### [WHAT IS NEEDED]
If a line of the records holds the word "Sweep", copy it out.

Stored records:
>>>>>
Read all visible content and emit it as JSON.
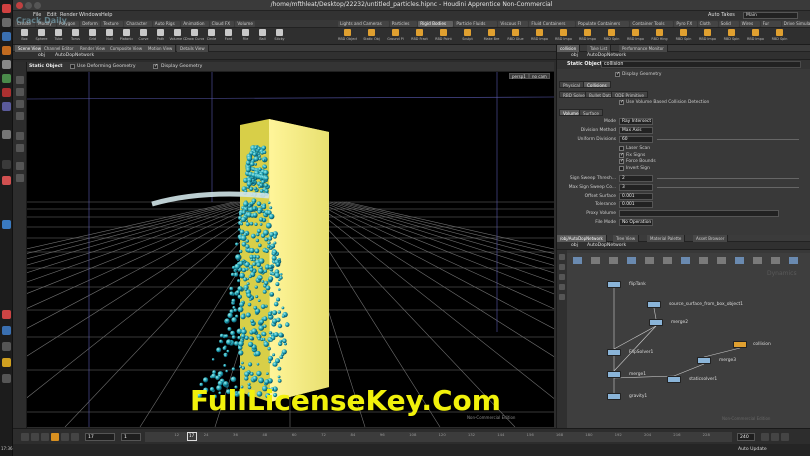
{
  "window": {
    "title": "/home/mfthleat/Desktop/22232/untitled_particles.hipnc - Houdini Apprentice Non-Commercial"
  },
  "menu": [
    "File",
    "Edit",
    "Render",
    "Windows",
    "Help"
  ],
  "desktop_switch": {
    "label": "Auto Takes",
    "value": "Main"
  },
  "shelf_tabs": [
    {
      "label": "Create",
      "active": false
    },
    {
      "label": "Modify",
      "active": false
    },
    {
      "label": "Polygon",
      "active": false
    },
    {
      "label": "Deform",
      "active": false
    },
    {
      "label": "Texture",
      "active": false
    },
    {
      "label": "Character",
      "active": false
    },
    {
      "label": "Auto Rigs",
      "active": false
    },
    {
      "label": "Animation",
      "active": false
    },
    {
      "label": "Cloud FX",
      "active": false
    },
    {
      "label": "Volume",
      "active": false
    },
    {
      "label": "Lights and Cameras",
      "active": false
    },
    {
      "label": "Particles",
      "active": false
    },
    {
      "label": "Rigid Bodies",
      "active": true
    },
    {
      "label": "Particle Fluids",
      "active": false
    },
    {
      "label": "Viscous Fl",
      "active": false
    },
    {
      "label": "Fluid Containers",
      "active": false
    },
    {
      "label": "Populate Containers",
      "active": false
    },
    {
      "label": "Container Tools",
      "active": false
    },
    {
      "label": "Pyro FX",
      "active": false
    },
    {
      "label": "Cloth",
      "active": false
    },
    {
      "label": "Solid",
      "active": false
    },
    {
      "label": "Wires",
      "active": false
    },
    {
      "label": "Fur",
      "active": false
    },
    {
      "label": "Drive Simulation",
      "active": false
    }
  ],
  "shelf_tools": [
    {
      "label": "Box",
      "color": "#c9c9c9"
    },
    {
      "label": "Sphere",
      "color": "#c9c9c9"
    },
    {
      "label": "Tube",
      "color": "#c9c9c9"
    },
    {
      "label": "Torus",
      "color": "#c9c9c9"
    },
    {
      "label": "Grid",
      "color": "#c9c9c9"
    },
    {
      "label": "Null",
      "color": "#c9c9c9"
    },
    {
      "label": "Platonic",
      "color": "#c9c9c9"
    },
    {
      "label": "Curve",
      "color": "#c9c9c9"
    },
    {
      "label": "Path",
      "color": "#c9c9c9"
    },
    {
      "label": "Volume C",
      "color": "#c9c9c9"
    },
    {
      "label": "Draw Curve",
      "color": "#c9c9c9"
    },
    {
      "label": "Circle",
      "color": "#c9c9c9"
    },
    {
      "label": "Font",
      "color": "#c9c9c9"
    },
    {
      "label": "File",
      "color": "#c9c9c9"
    },
    {
      "label": "Ball",
      "color": "#c9c9c9"
    },
    {
      "label": "Sticky",
      "color": "#c9c9c9"
    },
    {
      "label": "RBD Object",
      "color": "#e0a030"
    },
    {
      "label": "Static Obj",
      "color": "#e0a030"
    },
    {
      "label": "Ground Pl",
      "color": "#e0a030"
    },
    {
      "label": "RBD Fract",
      "color": "#e0a030"
    },
    {
      "label": "RBD Point",
      "color": "#e0a030"
    },
    {
      "label": "Sculpt",
      "color": "#e0a030"
    },
    {
      "label": "Make Bre",
      "color": "#e0a030"
    },
    {
      "label": "RBD Glue",
      "color": "#e0a030"
    },
    {
      "label": "RBD Impo",
      "color": "#e0a030"
    },
    {
      "label": "RBD Impo",
      "color": "#e0a030"
    },
    {
      "label": "RBD Impo",
      "color": "#e0a030"
    },
    {
      "label": "RBD Spin",
      "color": "#e0a030"
    },
    {
      "label": "RBD Impo",
      "color": "#e0a030"
    },
    {
      "label": "RBD Hing",
      "color": "#e0a030"
    },
    {
      "label": "RBD Spin",
      "color": "#e0a030"
    },
    {
      "label": "RBD Impo",
      "color": "#e0a030"
    },
    {
      "label": "RBD Spin",
      "color": "#e0a030"
    },
    {
      "label": "RBD Impo",
      "color": "#e0a030"
    },
    {
      "label": "RBD Spin",
      "color": "#e0a030"
    }
  ],
  "left_pane": {
    "tabs": [
      {
        "label": "Scene View",
        "active": true
      },
      {
        "label": "Channel Editor",
        "active": false
      },
      {
        "label": "Render View",
        "active": false
      },
      {
        "label": "Composite View",
        "active": false
      },
      {
        "label": "Motion View",
        "active": false
      },
      {
        "label": "Details View",
        "active": false
      }
    ],
    "path": "obj",
    "network": "AutoDopNetwork",
    "viewport_bar": {
      "object_type": "Static Object",
      "deforming": "Use Deforming Geometry",
      "display": "Display Geometry"
    },
    "view_labels": {
      "persp": "persp1",
      "cam": "no cam"
    },
    "corner_label": "Non-Commercial Edition"
  },
  "param_pane": {
    "tabs": [
      {
        "label": "collision",
        "active": true
      },
      {
        "label": "Take List",
        "active": false
      },
      {
        "label": "Performance Monitor",
        "active": false
      }
    ],
    "node_type": "Static Object",
    "node_name": "collision",
    "display_geometry": "Display Geometry",
    "top_tabs": [
      {
        "label": "Physical",
        "active": false
      },
      {
        "label": "Collisions",
        "active": true
      }
    ],
    "sub_tabs": [
      {
        "label": "RBD Solver",
        "active": false
      },
      {
        "label": "Bullet Data",
        "active": false
      },
      {
        "label": "ODE Primitive",
        "active": false
      }
    ],
    "volume_collision": "Use Volume Based Collision Detection",
    "vol_tabs": [
      {
        "label": "Volume",
        "active": true
      },
      {
        "label": "Surface",
        "active": false
      }
    ],
    "params": [
      {
        "label": "Mode",
        "value": "Ray Intersect"
      },
      {
        "label": "Division Method",
        "value": "Max Axis"
      },
      {
        "label": "Uniform Divisions",
        "value": "60"
      }
    ],
    "checks": [
      {
        "label": "Laser Scan",
        "on": false
      },
      {
        "label": "Fix Signs",
        "on": true
      },
      {
        "label": "Force Bounds",
        "on": true
      },
      {
        "label": "Invert Sign",
        "on": false
      }
    ],
    "params2": [
      {
        "label": "Sign Sweep Thresh...",
        "value": "2"
      },
      {
        "label": "Max Sign Sweep Co...",
        "value": "3"
      },
      {
        "label": "Offset Surface",
        "value": "0.001"
      },
      {
        "label": "Tolerance",
        "value": "0.001"
      },
      {
        "label": "Proxy Volume",
        "value": ""
      },
      {
        "label": "File Mode",
        "value": "No Operation"
      }
    ]
  },
  "net_pane": {
    "tabs": [
      {
        "label": "/obj/AutoDopNetwork",
        "active": true
      },
      {
        "label": "Tree View",
        "active": false
      },
      {
        "label": "Material Palette",
        "active": false
      },
      {
        "label": "Asset Browser",
        "active": false
      }
    ],
    "path": "obj",
    "network": "AutoDopNetwork",
    "context": "Dynamics",
    "nodes": [
      {
        "name": "flipTank",
        "color": "#8ab4d8"
      },
      {
        "name": "source_surface_from_box_object1",
        "color": "#8ab4d8"
      },
      {
        "name": "merge2",
        "color": "#8ab4d8"
      },
      {
        "name": "collision",
        "color": "#e0a030"
      },
      {
        "name": "FlipSolver1",
        "color": "#8ab4d8"
      },
      {
        "name": "merge3",
        "color": "#8ab4d8"
      },
      {
        "name": "merge1",
        "color": "#8ab4d8"
      },
      {
        "name": "staticsolver1",
        "color": "#8ab4d8"
      },
      {
        "name": "gravity1",
        "color": "#8ab4d8"
      }
    ],
    "watermark": "Non-Commercial Edition"
  },
  "timeline": {
    "current_frame": "17",
    "start_frame": "1",
    "end_frame": "240",
    "ticks": [
      "12",
      "24",
      "36",
      "48",
      "60",
      "72",
      "84",
      "96",
      "108",
      "120",
      "132",
      "144",
      "156",
      "168",
      "180",
      "192",
      "204",
      "216",
      "228"
    ],
    "auto_update": "Auto Update",
    "frame_marker": "17"
  },
  "watermark_overlay": "FullLicenseKey.Com",
  "logo_overlay": "Crack Daily",
  "clock": "17:36"
}
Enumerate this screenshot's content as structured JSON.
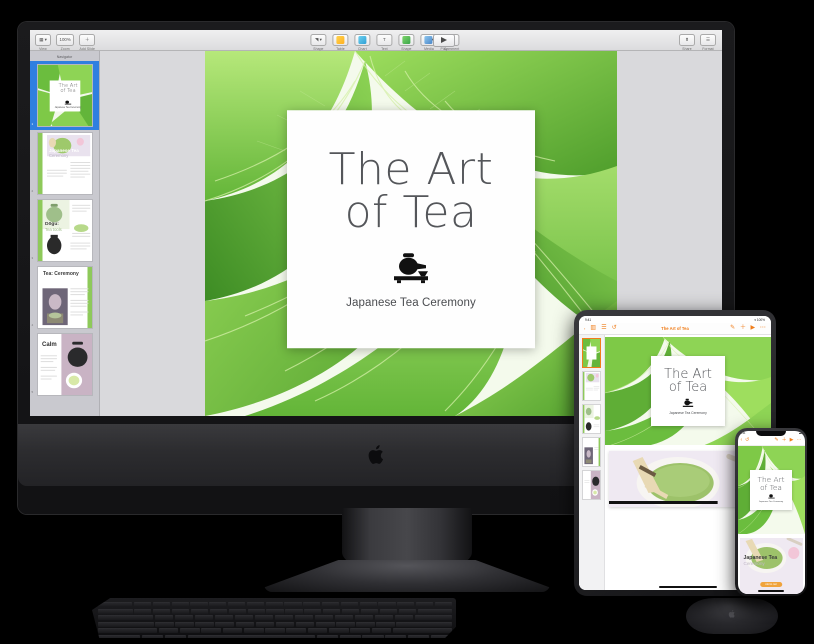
{
  "scene": {
    "description": "Apple device family showing Keynote presentation",
    "devices": [
      "Pro Display XDR",
      "iPad Pro",
      "iPhone"
    ]
  },
  "presentation": {
    "title": "The Art of Tea",
    "title_line1": "The Art",
    "title_line2": "of Tea",
    "subtitle": "Japanese Tea Ceremony",
    "icon": "teapot-icon",
    "slide_count": 5,
    "current_slide": 1,
    "slides": [
      {
        "number": "1",
        "title": "The Art of Tea",
        "subtitle": "Japanese Tea Ceremony",
        "theme": "title-leaf"
      },
      {
        "number": "2",
        "title": "Japanese Tea",
        "subtitle": "Ceremony",
        "theme": "matcha-whisk"
      },
      {
        "number": "3",
        "title": "Dōgu:",
        "subtitle": "Tea tools",
        "theme": "teapot-matcha"
      },
      {
        "number": "4",
        "title": "Tea: Ceremony",
        "subtitle": "",
        "theme": "ceremony-setting"
      },
      {
        "number": "5",
        "title": "Calm",
        "subtitle": "",
        "theme": "iron-teapot"
      }
    ]
  },
  "mac": {
    "app_name": "Keynote",
    "toolbar": {
      "left_items": [
        {
          "label": "View",
          "icon": "view-icon"
        },
        {
          "label": "Zoom",
          "icon": "zoom-value",
          "value": "100%"
        },
        {
          "label": "Add Slide",
          "icon": "plus-icon"
        }
      ],
      "navigator_label": "Navigator",
      "center_items": [
        {
          "label": "Shape",
          "icon": "shape-icon"
        },
        {
          "label": "Table",
          "icon": "table-icon"
        },
        {
          "label": "Chart",
          "icon": "chart-icon"
        },
        {
          "label": "Text",
          "icon": "text-icon"
        },
        {
          "label": "Shape",
          "icon": "square-icon"
        },
        {
          "label": "Media",
          "icon": "media-icon"
        },
        {
          "label": "Comment",
          "icon": "comment-icon"
        }
      ],
      "play": {
        "label": "Play",
        "icon": "play-icon"
      },
      "right_items": [
        {
          "label": "Share",
          "icon": "share-icon"
        },
        {
          "label": "Format",
          "icon": "format-icon"
        }
      ]
    }
  },
  "ipad": {
    "status": {
      "time": "9:41",
      "wifi": "wifi-icon",
      "battery": "100%"
    },
    "title": "The Art of Tea",
    "left_items": [
      {
        "label": "Presentations",
        "icon": "back-chevron-icon"
      },
      {
        "label": "View",
        "icon": "sidebar-icon"
      },
      {
        "label": "Outline",
        "icon": "list-icon"
      },
      {
        "label": "Undo",
        "icon": "undo-icon"
      }
    ],
    "right_items": [
      {
        "label": "Format",
        "icon": "paintbrush-icon"
      },
      {
        "label": "Insert",
        "icon": "plus-icon"
      },
      {
        "label": "Play",
        "icon": "play-icon"
      },
      {
        "label": "More",
        "icon": "ellipsis-icon"
      }
    ]
  },
  "iphone": {
    "status": {
      "time": "9:41",
      "battery": "battery-icon"
    },
    "left_items": [
      {
        "label": "Back",
        "icon": "back-chevron-icon"
      },
      {
        "label": "Undo",
        "icon": "undo-icon"
      }
    ],
    "right_items": [
      {
        "label": "Format",
        "icon": "paintbrush-icon"
      },
      {
        "label": "Insert",
        "icon": "plus-icon"
      },
      {
        "label": "Play",
        "icon": "play-icon"
      },
      {
        "label": "More",
        "icon": "ellipsis-icon"
      }
    ],
    "slide2_title": "Japanese Tea",
    "slide2_subtitle": "Ceremony",
    "badge": "Add to cart"
  },
  "accessories": {
    "keyboard": "Magic Keyboard",
    "mouse": "Magic Mouse"
  },
  "colors": {
    "accent_orange": "#f07d1a",
    "selection_blue": "#2f7fe0",
    "leaf_green": "#7ec24a",
    "card_white": "#fefefe"
  }
}
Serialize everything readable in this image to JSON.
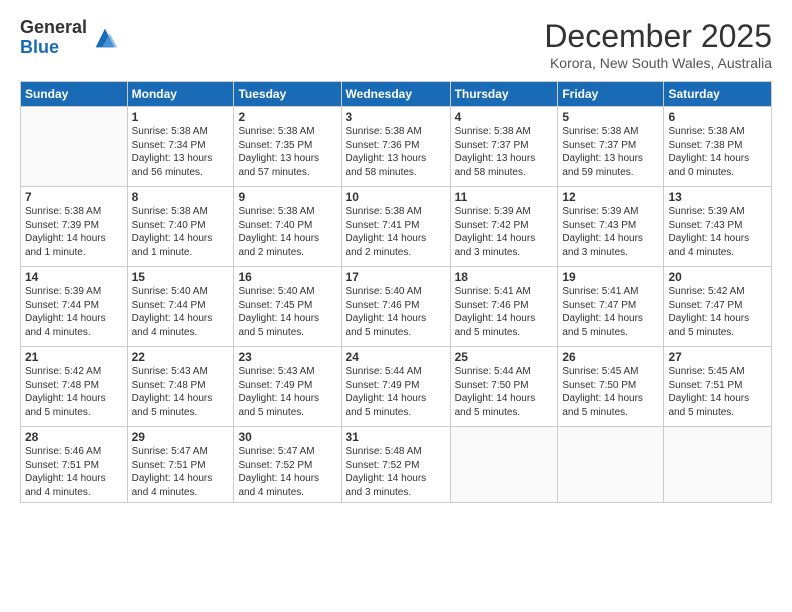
{
  "header": {
    "logo_line1": "General",
    "logo_line2": "Blue",
    "month": "December 2025",
    "location": "Korora, New South Wales, Australia"
  },
  "days_of_week": [
    "Sunday",
    "Monday",
    "Tuesday",
    "Wednesday",
    "Thursday",
    "Friday",
    "Saturday"
  ],
  "weeks": [
    [
      {
        "num": "",
        "info": ""
      },
      {
        "num": "1",
        "info": "Sunrise: 5:38 AM\nSunset: 7:34 PM\nDaylight: 13 hours\nand 56 minutes."
      },
      {
        "num": "2",
        "info": "Sunrise: 5:38 AM\nSunset: 7:35 PM\nDaylight: 13 hours\nand 57 minutes."
      },
      {
        "num": "3",
        "info": "Sunrise: 5:38 AM\nSunset: 7:36 PM\nDaylight: 13 hours\nand 58 minutes."
      },
      {
        "num": "4",
        "info": "Sunrise: 5:38 AM\nSunset: 7:37 PM\nDaylight: 13 hours\nand 58 minutes."
      },
      {
        "num": "5",
        "info": "Sunrise: 5:38 AM\nSunset: 7:37 PM\nDaylight: 13 hours\nand 59 minutes."
      },
      {
        "num": "6",
        "info": "Sunrise: 5:38 AM\nSunset: 7:38 PM\nDaylight: 14 hours\nand 0 minutes."
      }
    ],
    [
      {
        "num": "7",
        "info": "Sunrise: 5:38 AM\nSunset: 7:39 PM\nDaylight: 14 hours\nand 1 minute."
      },
      {
        "num": "8",
        "info": "Sunrise: 5:38 AM\nSunset: 7:40 PM\nDaylight: 14 hours\nand 1 minute."
      },
      {
        "num": "9",
        "info": "Sunrise: 5:38 AM\nSunset: 7:40 PM\nDaylight: 14 hours\nand 2 minutes."
      },
      {
        "num": "10",
        "info": "Sunrise: 5:38 AM\nSunset: 7:41 PM\nDaylight: 14 hours\nand 2 minutes."
      },
      {
        "num": "11",
        "info": "Sunrise: 5:39 AM\nSunset: 7:42 PM\nDaylight: 14 hours\nand 3 minutes."
      },
      {
        "num": "12",
        "info": "Sunrise: 5:39 AM\nSunset: 7:43 PM\nDaylight: 14 hours\nand 3 minutes."
      },
      {
        "num": "13",
        "info": "Sunrise: 5:39 AM\nSunset: 7:43 PM\nDaylight: 14 hours\nand 4 minutes."
      }
    ],
    [
      {
        "num": "14",
        "info": "Sunrise: 5:39 AM\nSunset: 7:44 PM\nDaylight: 14 hours\nand 4 minutes."
      },
      {
        "num": "15",
        "info": "Sunrise: 5:40 AM\nSunset: 7:44 PM\nDaylight: 14 hours\nand 4 minutes."
      },
      {
        "num": "16",
        "info": "Sunrise: 5:40 AM\nSunset: 7:45 PM\nDaylight: 14 hours\nand 5 minutes."
      },
      {
        "num": "17",
        "info": "Sunrise: 5:40 AM\nSunset: 7:46 PM\nDaylight: 14 hours\nand 5 minutes."
      },
      {
        "num": "18",
        "info": "Sunrise: 5:41 AM\nSunset: 7:46 PM\nDaylight: 14 hours\nand 5 minutes."
      },
      {
        "num": "19",
        "info": "Sunrise: 5:41 AM\nSunset: 7:47 PM\nDaylight: 14 hours\nand 5 minutes."
      },
      {
        "num": "20",
        "info": "Sunrise: 5:42 AM\nSunset: 7:47 PM\nDaylight: 14 hours\nand 5 minutes."
      }
    ],
    [
      {
        "num": "21",
        "info": "Sunrise: 5:42 AM\nSunset: 7:48 PM\nDaylight: 14 hours\nand 5 minutes."
      },
      {
        "num": "22",
        "info": "Sunrise: 5:43 AM\nSunset: 7:48 PM\nDaylight: 14 hours\nand 5 minutes."
      },
      {
        "num": "23",
        "info": "Sunrise: 5:43 AM\nSunset: 7:49 PM\nDaylight: 14 hours\nand 5 minutes."
      },
      {
        "num": "24",
        "info": "Sunrise: 5:44 AM\nSunset: 7:49 PM\nDaylight: 14 hours\nand 5 minutes."
      },
      {
        "num": "25",
        "info": "Sunrise: 5:44 AM\nSunset: 7:50 PM\nDaylight: 14 hours\nand 5 minutes."
      },
      {
        "num": "26",
        "info": "Sunrise: 5:45 AM\nSunset: 7:50 PM\nDaylight: 14 hours\nand 5 minutes."
      },
      {
        "num": "27",
        "info": "Sunrise: 5:45 AM\nSunset: 7:51 PM\nDaylight: 14 hours\nand 5 minutes."
      }
    ],
    [
      {
        "num": "28",
        "info": "Sunrise: 5:46 AM\nSunset: 7:51 PM\nDaylight: 14 hours\nand 4 minutes."
      },
      {
        "num": "29",
        "info": "Sunrise: 5:47 AM\nSunset: 7:51 PM\nDaylight: 14 hours\nand 4 minutes."
      },
      {
        "num": "30",
        "info": "Sunrise: 5:47 AM\nSunset: 7:52 PM\nDaylight: 14 hours\nand 4 minutes."
      },
      {
        "num": "31",
        "info": "Sunrise: 5:48 AM\nSunset: 7:52 PM\nDaylight: 14 hours\nand 3 minutes."
      },
      {
        "num": "",
        "info": ""
      },
      {
        "num": "",
        "info": ""
      },
      {
        "num": "",
        "info": ""
      }
    ]
  ]
}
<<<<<
### [OUTPUT OF THE TASK]
        "label": "Sign Sweep Thresh...",
        "label": "Max Sign Sweep Co...",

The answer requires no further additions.